Blogs, like this one, are another new tool to the internet that are making their way into the mainstream. Blogs allow you to read posts, click on underlined words called hyperlinks that take you to more information on that subject, and they also allow you to comment on what you’ve read. Commenting allows you to become part of the topic for others to see and comment on as well. Blogging facilitates conversation - and what good is life without a little conversation?
The only caution when engaging any social networking site is to use your best judgment. Don’t believe everything you read and with a quick search on Google you can find info to back up most topics you come across to investigate further. Personal information is not normally requested once your profile is put together. If someone wants more information, you can always simply refuse or inquire on its necessity. Also, just because it is on the internet does not make it true. A general rule for credibility lies in the last three digits of an internet address. Dot Org’s (like www.cchs.org) are organizational sites or non-profits. Dot Gov’s (like www.census.gov) are government run sites. These sites can be raised a little higher in the credibility range but that’s not to say there aren’t just as many Dot Com (www.google.com) sites with good reputations as well. Again, use your best judgment.
Ready to Open the Door?
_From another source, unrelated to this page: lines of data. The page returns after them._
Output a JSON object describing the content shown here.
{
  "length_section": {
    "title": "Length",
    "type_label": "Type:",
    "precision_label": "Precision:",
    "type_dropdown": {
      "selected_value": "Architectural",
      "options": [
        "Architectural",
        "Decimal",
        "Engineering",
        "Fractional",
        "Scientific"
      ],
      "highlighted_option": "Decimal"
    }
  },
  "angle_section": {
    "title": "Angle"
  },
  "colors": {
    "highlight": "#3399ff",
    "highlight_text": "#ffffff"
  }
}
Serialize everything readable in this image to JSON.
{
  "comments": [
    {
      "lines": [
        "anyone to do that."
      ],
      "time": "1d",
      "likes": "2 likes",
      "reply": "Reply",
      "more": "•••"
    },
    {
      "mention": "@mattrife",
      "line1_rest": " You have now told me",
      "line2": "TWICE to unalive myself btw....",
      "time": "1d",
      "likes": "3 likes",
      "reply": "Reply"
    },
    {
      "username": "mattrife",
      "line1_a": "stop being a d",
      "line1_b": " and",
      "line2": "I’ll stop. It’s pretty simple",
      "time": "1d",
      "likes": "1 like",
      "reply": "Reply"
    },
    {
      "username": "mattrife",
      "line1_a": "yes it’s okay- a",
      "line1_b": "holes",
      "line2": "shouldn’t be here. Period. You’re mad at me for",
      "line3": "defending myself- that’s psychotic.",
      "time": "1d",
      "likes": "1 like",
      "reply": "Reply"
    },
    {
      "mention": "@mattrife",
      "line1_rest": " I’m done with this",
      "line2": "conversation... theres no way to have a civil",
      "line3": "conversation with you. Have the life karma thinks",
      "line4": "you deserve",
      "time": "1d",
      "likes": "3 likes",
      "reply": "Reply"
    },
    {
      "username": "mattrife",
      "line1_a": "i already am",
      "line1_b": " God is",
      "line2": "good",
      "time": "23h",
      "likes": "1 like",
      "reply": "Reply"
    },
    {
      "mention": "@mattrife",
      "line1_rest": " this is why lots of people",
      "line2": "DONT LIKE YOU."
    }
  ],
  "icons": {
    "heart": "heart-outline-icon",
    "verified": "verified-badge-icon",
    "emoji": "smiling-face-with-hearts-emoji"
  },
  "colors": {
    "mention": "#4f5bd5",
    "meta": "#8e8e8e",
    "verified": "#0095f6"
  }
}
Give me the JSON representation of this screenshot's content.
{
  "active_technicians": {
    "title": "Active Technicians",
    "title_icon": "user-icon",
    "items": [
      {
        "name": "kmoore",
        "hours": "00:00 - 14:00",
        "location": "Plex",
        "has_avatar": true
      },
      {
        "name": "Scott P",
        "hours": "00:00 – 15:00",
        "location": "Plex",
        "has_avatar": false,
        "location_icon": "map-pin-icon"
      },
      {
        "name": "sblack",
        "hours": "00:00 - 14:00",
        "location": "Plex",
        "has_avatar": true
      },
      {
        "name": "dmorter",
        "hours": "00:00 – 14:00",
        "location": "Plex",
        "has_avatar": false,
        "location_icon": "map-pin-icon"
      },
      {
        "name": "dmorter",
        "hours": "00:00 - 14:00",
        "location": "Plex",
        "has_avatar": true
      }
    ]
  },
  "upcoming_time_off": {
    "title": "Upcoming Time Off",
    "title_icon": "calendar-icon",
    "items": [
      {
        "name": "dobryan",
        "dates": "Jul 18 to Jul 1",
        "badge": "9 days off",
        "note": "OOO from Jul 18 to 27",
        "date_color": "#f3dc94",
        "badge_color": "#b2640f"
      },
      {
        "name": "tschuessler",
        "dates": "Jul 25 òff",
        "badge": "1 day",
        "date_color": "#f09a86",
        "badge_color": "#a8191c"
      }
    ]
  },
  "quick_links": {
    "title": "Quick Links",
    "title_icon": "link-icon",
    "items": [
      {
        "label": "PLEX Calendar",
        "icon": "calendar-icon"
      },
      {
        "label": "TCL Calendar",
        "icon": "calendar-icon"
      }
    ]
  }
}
We have covered many topics and sites in this post. You are highly encouraged to try them out for yourself. In minimal time you will find that no matter what special interest you have, whether it’s autism, microcephaly, cerebral palsy, scrapbooking or sports - you have many people waiting to talk with you and share. We have had the fortune of meeting many other facilities like ours using these methods so that we can inquire on services and programs and allow them to do the same with us. We’ve talked to nationally known people that we would not have normally been exposed to. The internet opens a large door. It’s up to you to open it.
We’ve left a few pieces of information out - and on purpose. We hope that those of you with experiences on the sites we’ve discussed can fill in the gaps. Have you used any of these sites before? Were they good experiences? Did you meet others similar to your child’s diagnosis? Would you recommend other sites not listed? Please share any and all experiences in the comments section below. We’d love to hear from you.